As my daughters and I read “We must examine effects of school choice” (Jan. 2) by Steve Marchese, a St. Paul school board member, I couldn’t help but chuckle as he urged school choice advocates to consider effects on “actual students.”

Many school choice advocates are the “actual students” and families affected by Minnesota’s education system. And we care immensely.

When we talk about high-quality education, how often are students at the center of that conversation? Too often it leaves out why families like mine seek out charter schools. The answer is that choice allows families to find the best fit for their children in the face of a school system that often fails them.

In 2019, 65% of white students in St. Paul Public Schools (SPPS) met or exceeded the state’s math standards, compared to only 16% of the district’s black students. And results are not just tied to poverty. Some 33% of low-income white students in SPPS were proficient in math — more than double the rate for all black students. That’s data I can’t ignore.

When a parent sees that their student’s needs aren’t being met, they deserve options. My daughters can’t wait for the system to right itself. Enrolling in a variety of schools, including charters, has allowed me to find the best educational settings to support each child’s potential. This has empowered me as a parent, and my children as learners, and is far more than just a talking point, as Marchese argues.

We must consider the dynamics of race and segregation in our schools, but Marchese is wrong to boil this down to just whether a school has too many or too few students of color in its seats. It runs much deeper. There is a deficit of discourse when talking about race in education. Black students are seen as reliant upon white students to access rigorous curriculum and the hidden curricula of college-readiness. There is an illusion that integrated spaces are race-neutral — prompting people to blame communities of color for cultivating less academically oriented students.

Families are seeking out spaces where they won’t be scapegoated or disproportionately disciplined or not seen for the depth of the gifts and talents they bring to the table.

The potential of students of color — my children — is limitless. And it is not a reasonable option to send our children to schools that are culturally incompetent, disregard their strengths and cannot fully see and serve their unique needs. The mental, emotional and physical health of my daughters is paramount.

Having a choice in my child’s education gives my voice back in a way that wasn’t possible inside a slow-moving system. Charter schools offer different options that work for different kids, but that doesn’t have to make it a competition. Instead, we need to focus on collaboration to do what’s best for kids. That might mean some changes from what we’ve always done, but the status quo has been broken for too long.

The achievement gap is palpable and expanding. Working in schools, volunteering, living it as a student myself, and now serving as a charter school board member (where we do actually have publicly posted meetings and minutes, despite Marchese’s claim), I see it every day. I see children eager to learn but not getting access to what they need. My children felt ignored by their SPPS teachers. There are plenty of us who grew up in St. Paul who can tell you our white teachers put no effort into us.

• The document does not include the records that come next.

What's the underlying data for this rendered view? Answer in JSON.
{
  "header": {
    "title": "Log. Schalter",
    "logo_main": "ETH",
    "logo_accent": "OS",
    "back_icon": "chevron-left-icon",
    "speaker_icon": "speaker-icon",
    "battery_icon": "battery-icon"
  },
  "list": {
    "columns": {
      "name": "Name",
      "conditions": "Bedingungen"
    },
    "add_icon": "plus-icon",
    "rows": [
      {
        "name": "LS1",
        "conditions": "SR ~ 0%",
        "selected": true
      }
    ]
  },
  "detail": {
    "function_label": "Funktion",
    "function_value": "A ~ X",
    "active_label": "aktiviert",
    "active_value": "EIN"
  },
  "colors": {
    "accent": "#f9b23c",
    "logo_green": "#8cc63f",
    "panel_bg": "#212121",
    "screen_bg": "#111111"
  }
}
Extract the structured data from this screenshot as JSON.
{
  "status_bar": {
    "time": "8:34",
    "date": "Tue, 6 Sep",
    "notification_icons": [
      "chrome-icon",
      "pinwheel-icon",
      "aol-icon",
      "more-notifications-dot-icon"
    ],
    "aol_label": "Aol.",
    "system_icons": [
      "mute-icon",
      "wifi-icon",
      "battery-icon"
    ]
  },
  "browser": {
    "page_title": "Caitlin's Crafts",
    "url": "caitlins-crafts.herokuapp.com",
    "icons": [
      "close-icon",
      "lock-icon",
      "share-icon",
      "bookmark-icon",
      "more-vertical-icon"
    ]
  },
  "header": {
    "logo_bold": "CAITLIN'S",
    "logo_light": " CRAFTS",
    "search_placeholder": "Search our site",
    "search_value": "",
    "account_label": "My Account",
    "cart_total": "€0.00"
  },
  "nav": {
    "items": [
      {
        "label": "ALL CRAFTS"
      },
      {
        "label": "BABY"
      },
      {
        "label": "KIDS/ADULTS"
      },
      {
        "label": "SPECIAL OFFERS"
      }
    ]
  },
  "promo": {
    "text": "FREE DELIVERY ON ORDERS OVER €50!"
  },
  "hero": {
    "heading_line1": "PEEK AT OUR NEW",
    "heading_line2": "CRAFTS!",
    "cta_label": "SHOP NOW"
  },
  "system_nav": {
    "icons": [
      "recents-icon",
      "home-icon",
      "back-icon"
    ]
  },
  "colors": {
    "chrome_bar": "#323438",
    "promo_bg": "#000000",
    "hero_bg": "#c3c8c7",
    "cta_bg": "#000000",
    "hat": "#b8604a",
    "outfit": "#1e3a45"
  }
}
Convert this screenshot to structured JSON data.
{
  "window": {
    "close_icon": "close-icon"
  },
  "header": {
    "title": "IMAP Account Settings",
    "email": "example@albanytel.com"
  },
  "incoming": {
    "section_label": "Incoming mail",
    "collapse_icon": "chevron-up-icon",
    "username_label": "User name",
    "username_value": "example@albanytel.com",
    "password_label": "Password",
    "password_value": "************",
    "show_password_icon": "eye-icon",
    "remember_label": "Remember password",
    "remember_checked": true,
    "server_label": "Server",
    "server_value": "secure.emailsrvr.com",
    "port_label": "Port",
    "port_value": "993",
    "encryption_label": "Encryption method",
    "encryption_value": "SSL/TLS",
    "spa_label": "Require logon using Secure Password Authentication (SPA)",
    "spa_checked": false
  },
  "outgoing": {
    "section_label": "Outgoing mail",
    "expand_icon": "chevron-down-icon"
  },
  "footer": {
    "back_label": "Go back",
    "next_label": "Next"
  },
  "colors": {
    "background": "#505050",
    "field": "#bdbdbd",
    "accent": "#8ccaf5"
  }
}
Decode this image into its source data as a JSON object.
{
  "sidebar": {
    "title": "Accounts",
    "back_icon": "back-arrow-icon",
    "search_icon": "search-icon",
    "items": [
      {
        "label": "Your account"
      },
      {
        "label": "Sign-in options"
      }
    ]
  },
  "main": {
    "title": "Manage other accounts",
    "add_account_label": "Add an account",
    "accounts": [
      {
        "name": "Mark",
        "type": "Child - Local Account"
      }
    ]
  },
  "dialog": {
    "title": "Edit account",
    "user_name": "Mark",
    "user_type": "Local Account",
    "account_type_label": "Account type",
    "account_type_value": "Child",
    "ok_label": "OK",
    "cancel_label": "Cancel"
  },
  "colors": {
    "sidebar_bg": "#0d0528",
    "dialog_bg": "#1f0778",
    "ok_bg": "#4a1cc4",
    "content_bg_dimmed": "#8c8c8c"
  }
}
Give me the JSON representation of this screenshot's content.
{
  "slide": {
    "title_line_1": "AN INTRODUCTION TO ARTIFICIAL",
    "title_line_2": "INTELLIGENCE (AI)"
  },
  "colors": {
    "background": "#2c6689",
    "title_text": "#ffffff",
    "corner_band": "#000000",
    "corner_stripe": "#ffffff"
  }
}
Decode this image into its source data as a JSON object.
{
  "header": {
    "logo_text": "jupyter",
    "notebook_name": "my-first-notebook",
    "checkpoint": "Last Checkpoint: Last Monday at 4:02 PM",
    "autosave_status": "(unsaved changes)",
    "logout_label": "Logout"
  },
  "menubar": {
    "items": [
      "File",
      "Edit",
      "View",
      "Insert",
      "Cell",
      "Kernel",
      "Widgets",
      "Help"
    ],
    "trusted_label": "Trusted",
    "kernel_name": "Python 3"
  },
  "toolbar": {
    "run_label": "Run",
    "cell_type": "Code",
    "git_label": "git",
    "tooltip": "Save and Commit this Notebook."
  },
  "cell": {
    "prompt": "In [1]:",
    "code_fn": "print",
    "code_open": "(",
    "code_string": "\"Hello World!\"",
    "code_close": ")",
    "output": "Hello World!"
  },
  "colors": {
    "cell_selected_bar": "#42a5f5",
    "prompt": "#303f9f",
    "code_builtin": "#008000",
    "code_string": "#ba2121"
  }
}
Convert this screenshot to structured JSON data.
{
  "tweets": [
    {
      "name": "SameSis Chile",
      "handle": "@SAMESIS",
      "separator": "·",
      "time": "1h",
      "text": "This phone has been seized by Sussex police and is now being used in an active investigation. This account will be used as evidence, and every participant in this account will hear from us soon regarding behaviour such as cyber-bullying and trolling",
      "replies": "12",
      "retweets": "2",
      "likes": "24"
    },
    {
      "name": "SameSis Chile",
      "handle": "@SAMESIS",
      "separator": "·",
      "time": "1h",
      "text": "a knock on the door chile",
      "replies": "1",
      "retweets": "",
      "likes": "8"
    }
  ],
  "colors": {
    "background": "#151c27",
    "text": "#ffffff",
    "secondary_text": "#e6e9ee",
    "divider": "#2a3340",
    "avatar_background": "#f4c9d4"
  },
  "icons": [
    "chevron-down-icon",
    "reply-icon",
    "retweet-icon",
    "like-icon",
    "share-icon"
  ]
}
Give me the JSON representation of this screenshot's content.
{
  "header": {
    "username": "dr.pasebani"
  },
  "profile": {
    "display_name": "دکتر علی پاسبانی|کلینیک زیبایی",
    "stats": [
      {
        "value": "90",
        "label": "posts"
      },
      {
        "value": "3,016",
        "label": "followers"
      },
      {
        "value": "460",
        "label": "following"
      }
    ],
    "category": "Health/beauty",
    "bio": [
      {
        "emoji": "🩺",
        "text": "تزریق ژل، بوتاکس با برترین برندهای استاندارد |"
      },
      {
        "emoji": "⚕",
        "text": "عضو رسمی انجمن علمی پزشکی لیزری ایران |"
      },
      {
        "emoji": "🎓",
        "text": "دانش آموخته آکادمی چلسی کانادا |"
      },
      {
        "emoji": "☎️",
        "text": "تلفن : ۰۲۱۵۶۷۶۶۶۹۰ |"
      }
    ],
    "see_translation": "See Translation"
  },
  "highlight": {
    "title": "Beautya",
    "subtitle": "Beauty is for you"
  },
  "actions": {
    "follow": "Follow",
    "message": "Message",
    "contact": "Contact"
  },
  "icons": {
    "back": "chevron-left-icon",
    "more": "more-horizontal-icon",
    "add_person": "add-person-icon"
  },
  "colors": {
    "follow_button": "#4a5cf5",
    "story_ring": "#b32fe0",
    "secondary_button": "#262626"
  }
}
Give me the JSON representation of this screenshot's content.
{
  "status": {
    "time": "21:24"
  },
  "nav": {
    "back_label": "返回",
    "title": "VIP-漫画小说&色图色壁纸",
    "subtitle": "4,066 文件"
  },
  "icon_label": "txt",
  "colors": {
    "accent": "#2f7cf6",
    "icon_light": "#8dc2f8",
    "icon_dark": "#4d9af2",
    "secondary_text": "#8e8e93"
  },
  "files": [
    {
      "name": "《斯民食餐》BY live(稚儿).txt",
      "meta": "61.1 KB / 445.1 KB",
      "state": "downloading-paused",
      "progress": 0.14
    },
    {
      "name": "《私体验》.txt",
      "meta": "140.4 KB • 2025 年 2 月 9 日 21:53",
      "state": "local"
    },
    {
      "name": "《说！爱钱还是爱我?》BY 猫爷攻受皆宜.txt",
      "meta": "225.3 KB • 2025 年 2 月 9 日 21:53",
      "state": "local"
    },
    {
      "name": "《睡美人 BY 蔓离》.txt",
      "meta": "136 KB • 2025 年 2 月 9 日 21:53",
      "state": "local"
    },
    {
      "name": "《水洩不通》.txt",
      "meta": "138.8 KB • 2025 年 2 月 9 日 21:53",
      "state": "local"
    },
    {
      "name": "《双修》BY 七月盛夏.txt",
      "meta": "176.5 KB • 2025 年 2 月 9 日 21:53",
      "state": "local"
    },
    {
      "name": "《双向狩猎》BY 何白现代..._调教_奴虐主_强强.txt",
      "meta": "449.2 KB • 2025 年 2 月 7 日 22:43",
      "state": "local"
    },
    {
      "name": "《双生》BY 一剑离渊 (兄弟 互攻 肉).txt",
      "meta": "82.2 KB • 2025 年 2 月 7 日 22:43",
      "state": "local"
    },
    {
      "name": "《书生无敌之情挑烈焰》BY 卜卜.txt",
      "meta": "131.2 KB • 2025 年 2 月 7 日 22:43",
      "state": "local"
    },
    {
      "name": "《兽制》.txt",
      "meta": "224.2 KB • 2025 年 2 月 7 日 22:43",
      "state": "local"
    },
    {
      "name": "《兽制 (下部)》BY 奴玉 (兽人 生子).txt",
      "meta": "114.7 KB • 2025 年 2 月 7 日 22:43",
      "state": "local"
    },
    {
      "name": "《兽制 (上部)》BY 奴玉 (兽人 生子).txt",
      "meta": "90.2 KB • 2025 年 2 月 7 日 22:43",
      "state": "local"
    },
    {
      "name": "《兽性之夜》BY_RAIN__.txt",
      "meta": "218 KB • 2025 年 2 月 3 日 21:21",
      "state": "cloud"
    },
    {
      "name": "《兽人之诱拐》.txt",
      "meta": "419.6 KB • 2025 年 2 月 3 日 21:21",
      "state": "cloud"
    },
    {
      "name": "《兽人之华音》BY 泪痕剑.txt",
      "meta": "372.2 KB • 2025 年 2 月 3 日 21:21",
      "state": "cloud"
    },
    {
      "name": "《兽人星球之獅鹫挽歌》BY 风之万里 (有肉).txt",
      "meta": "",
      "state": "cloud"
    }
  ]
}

At the end of the day, Marchese is right about one thing: We have to do better — but this isn’t the way to do it. SPPS has a lot of work to do. Charter schools have a lot of work to do. Our lawmakers have a lot of work to do. We all have a lot of work to do — and the key is collaboration. Working against each other does nothing but continue to widen the gap and harm our children.


Myisha Holley is a St. Paul parent, school choice advocate and student.